J-Session 2019-20 Courses

2000 Literature, History, and Culture (WRIT, Discovery Tier - Individuals and Communities - Retroactive)

101 Online Professor Leah Flack
101 Online Professor Leah Flack

Course Title: The Art of War

Course Description: Nearly three millennia ago, the Western literary tradition began with Homer’s pair of epic stories about war and the agonizing return to peace. In our own era, we face the urgent problems of escalating global warfare, which prompts us to become informed citizens with a critical awareness of how war is represented and justified. To this end, we have much to learn from the literary tradition.  

This course will teach students to become empowered readers of war narratives through an intensive study of short stories, novels, and films about war and peace, most of which were written in the past 60 years. We will explore several features of representations of war in literature: the celebratory, commemorative, and protest functions of literature; representations of the body in war narratives; representations of various forms of psychological, physical, and cultural damage caused by war; the difficulty of return and recovery from war; and war’s challenges to traditional narrative forms as writers struggle to define, as Tim O’Brien writes, “how to tell a true war story.”  

2010 Literature and Genre: Crafting the Short Story (WRIT, retroactive)

101 Online Professor Gerry Canavan
102 Online Professor Gerry Canavan

Course Title: Crafting the Short Story

Course Description: “Crafting the Short Story” takes advantage of the unique format offered by the four-week J-term pilot program to offer an experimental and hybridized version of the typical English 2010 course that takes place entirely online, offering its students the opportunity to experiment with producing creative writing alongside traditional scholarly prose. These two modes of writing, normally kept distinct in the English curriculum, will be blended together here to make this intensive four-week course a unique and formative intellectual experience for its students.

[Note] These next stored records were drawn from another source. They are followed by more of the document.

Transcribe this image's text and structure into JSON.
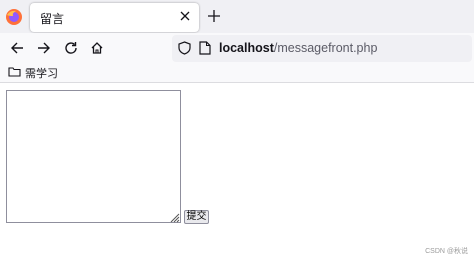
{
  "browser": {
    "tab": {
      "title": "留言"
    },
    "url": {
      "host": "localhost",
      "path": "/messagefront.php"
    },
    "bookmarks": [
      {
        "label": "需学习"
      }
    ]
  },
  "page": {
    "textarea_value": "",
    "submit_label": "提交"
  },
  "watermark": "CSDN @秋说",
  "colors": {
    "chrome": "#f0f0f4",
    "toolbar": "#f9f9fb",
    "text": "#15141a",
    "path": "#5b5b66"
  }
}
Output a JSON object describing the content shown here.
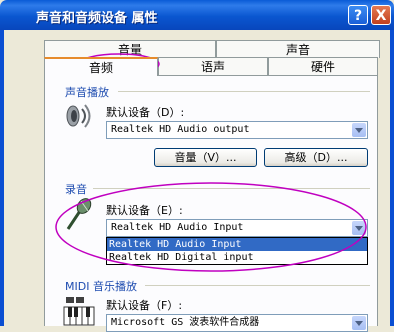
{
  "window": {
    "title": "声音和音频设备 属性",
    "help_label": "?",
    "close_label": "X"
  },
  "tabs": {
    "row1": [
      "音量",
      "声音"
    ],
    "row2": [
      "音频",
      "语声",
      "硬件"
    ],
    "active": "音频"
  },
  "sound_playback": {
    "group_label": "声音播放",
    "default_label": "默认设备（D）:",
    "selected": "Realtek HD Audio output",
    "volume_button": "音量（V）...",
    "advanced_button": "高级（D）..."
  },
  "recording": {
    "group_label": "录音",
    "default_label": "默认设备（E）:",
    "selected": "Realtek HD Audio Input",
    "options": [
      "Realtek HD Audio Input",
      "Realtek HD Digital input"
    ]
  },
  "midi": {
    "group_label": "MIDI 音乐播放",
    "default_label": "默认设备（F）:",
    "selected": "Microsoft GS 波表软件合成器"
  },
  "annotations": {
    "ellipse_color": "#C000C0"
  }
}
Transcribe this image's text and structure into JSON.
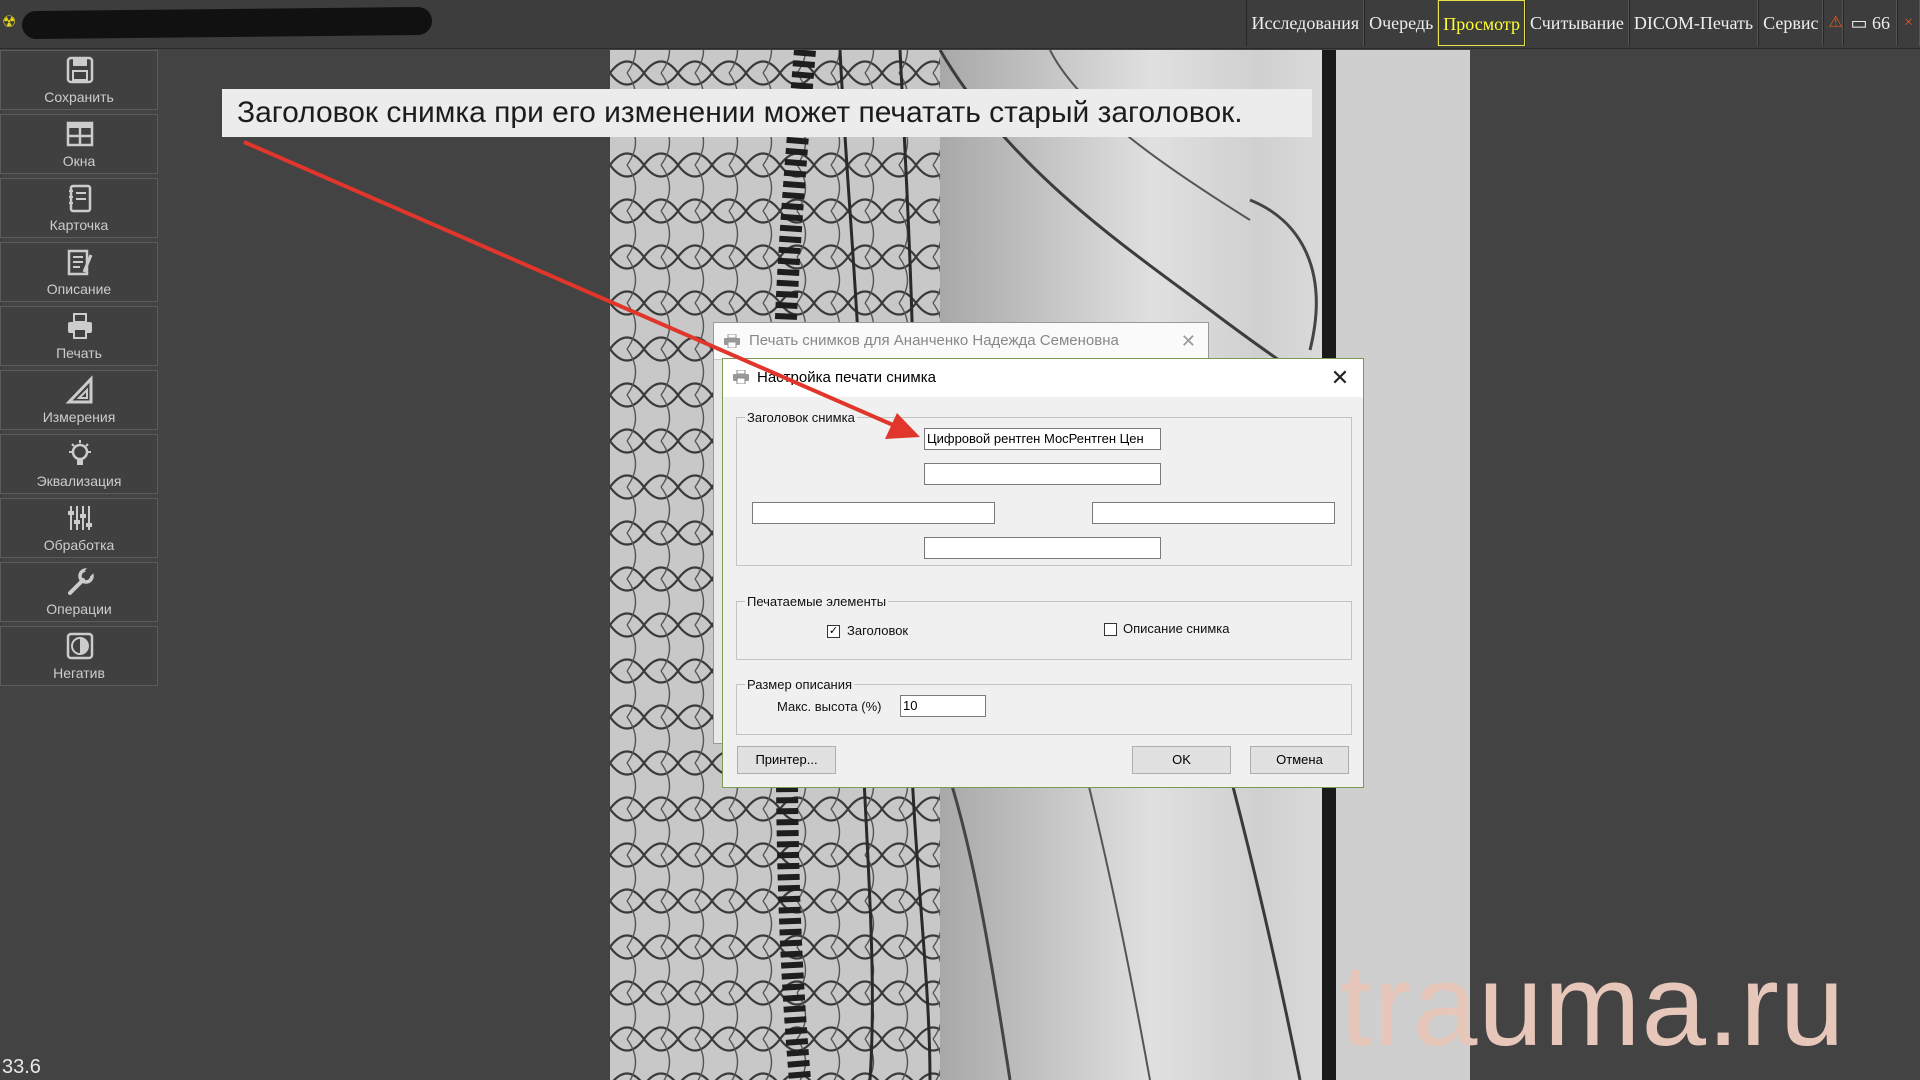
{
  "topbar": {
    "tabs": [
      {
        "label": "Исследования",
        "active": false
      },
      {
        "label": "Очередь",
        "active": false
      },
      {
        "label": "Просмотр",
        "active": true
      },
      {
        "label": "Считывание",
        "active": false
      },
      {
        "label": "DICOM-Печать",
        "active": false
      },
      {
        "label": "Сервис",
        "active": false
      }
    ],
    "counter": "66",
    "icons": [
      "radiation-icon",
      "warning-icon",
      "storage-icon",
      "close-icon"
    ],
    "active_color": "#ffff33"
  },
  "toolbar": {
    "items": [
      {
        "label": "Сохранить",
        "icon": "save-icon"
      },
      {
        "label": "Окна",
        "icon": "windows-grid-icon"
      },
      {
        "label": "Карточка",
        "icon": "notebook-icon"
      },
      {
        "label": "Описание",
        "icon": "document-edit-icon"
      },
      {
        "label": "Печать",
        "icon": "printer-icon"
      },
      {
        "label": "Измерения",
        "icon": "ruler-triangle-icon"
      },
      {
        "label": "Эквализация",
        "icon": "bulb-icon"
      },
      {
        "label": "Обработка",
        "icon": "sliders-icon"
      },
      {
        "label": "Операции",
        "icon": "wrench-icon"
      },
      {
        "label": "Негатив",
        "icon": "negative-icon"
      }
    ]
  },
  "annotation": {
    "text": "Заголовок снимка при его изменении может печатать старый заголовок.",
    "arrow_color": "#e0362b"
  },
  "background_dialog": {
    "title": "Печать снимков для Ананченко Надежда Семеновна"
  },
  "dialog": {
    "title": "Настройка печати снимка",
    "header_group": {
      "legend": "Заголовок снимка",
      "field_top": "Цифровой рентген МосРентген Цен",
      "field_2": "",
      "field_left": "",
      "field_right": "",
      "field_bottom": ""
    },
    "elements_group": {
      "legend": "Печатаемые элементы",
      "header_checkbox": {
        "label": "Заголовок",
        "checked": true
      },
      "description_checkbox": {
        "label": "Описание снимка",
        "checked": false
      }
    },
    "size_group": {
      "legend": "Размер описания",
      "max_height_label": "Макс. высота (%)",
      "max_height_value": "10"
    },
    "buttons": {
      "printer": "Принтер...",
      "ok": "OK",
      "cancel": "Отмена"
    }
  },
  "watermark": "trauma.ru",
  "zoom_readout": "33.6"
}
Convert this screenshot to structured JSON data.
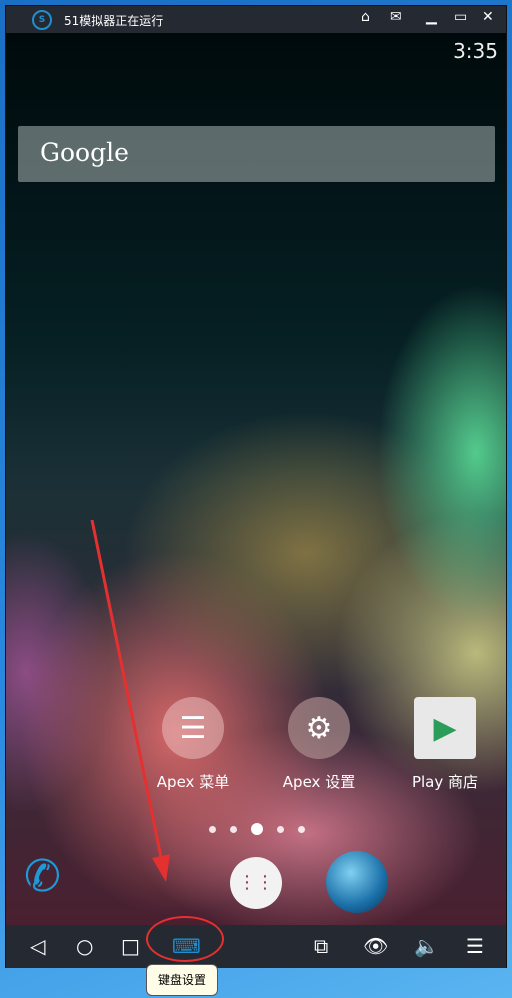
{
  "window": {
    "title": "51模拟器正在运行",
    "logo": "51"
  },
  "status": {
    "time": "3:35"
  },
  "search": {
    "label": "Google"
  },
  "apps": [
    {
      "label": "Apex 菜单",
      "icon": "menu-icon"
    },
    {
      "label": "Apex 设置",
      "icon": "gear-icon"
    },
    {
      "label": "Play 商店",
      "icon": "play-store-icon"
    }
  ],
  "pages": {
    "count": 5,
    "current": 3
  },
  "dock": [
    {
      "icon": "phone-icon"
    },
    {
      "icon": "app-drawer-icon"
    },
    {
      "icon": "browser-globe-icon"
    }
  ],
  "tooltip": "键盘设置",
  "colors": {
    "accent": "#1f8fd0",
    "annotation": "#e53030"
  }
}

The course is built around Tom Bailey’s short-story anthology On Writing Short Stories(2nd edition), which combines a vibrant anthology of twentieth-century short stories with writerly reflections on the mechanics of short story construction and the craft of creative short story composition. For the Monday, Tuesday, and Wednesday assignments, students explore a particular core concept of the short story—character, plot, setting, voice, and mood—alongside a celebrated short story that exemplifies or challenges our understanding of that concept. Students will respond to the stories on MTW in a critical and analytic mode, using the D2L forums for extended discussion and scholarly debate. For the Friday sessions, students will compose short pieces that experiment with each concept from a more creative perspective, as well as compose a short reflective essay that describes how the process of artistic creation augmented and transformed the knowledge they received during the MTW scholarly readings.

Alongside their assigned reading, forum responses, and directed creative pieces, students will also spend the month of the J-Term drafting and revising an original short story of their own devising. In the final week of class, students will share their stories with me and their peers in supportive online workshop groups, receive both due praise and constructive critical feedback, and then craft a personal response to the workshop and a plan for revision of their story as their final exam.
Readings: Tom Bailey’s On Writing Short Stories (2nd Edition)

Assignments: D2L responses; creative assignments; original short story; workshop participation; workshop reflection and revision plan

Requirements fulfilled by course: UCCS Literature and Performing Arts (LPA); ENGL, ENGW, ENGA majors

Format: Four weeks, fully online (Dec. 16-Jan. 12)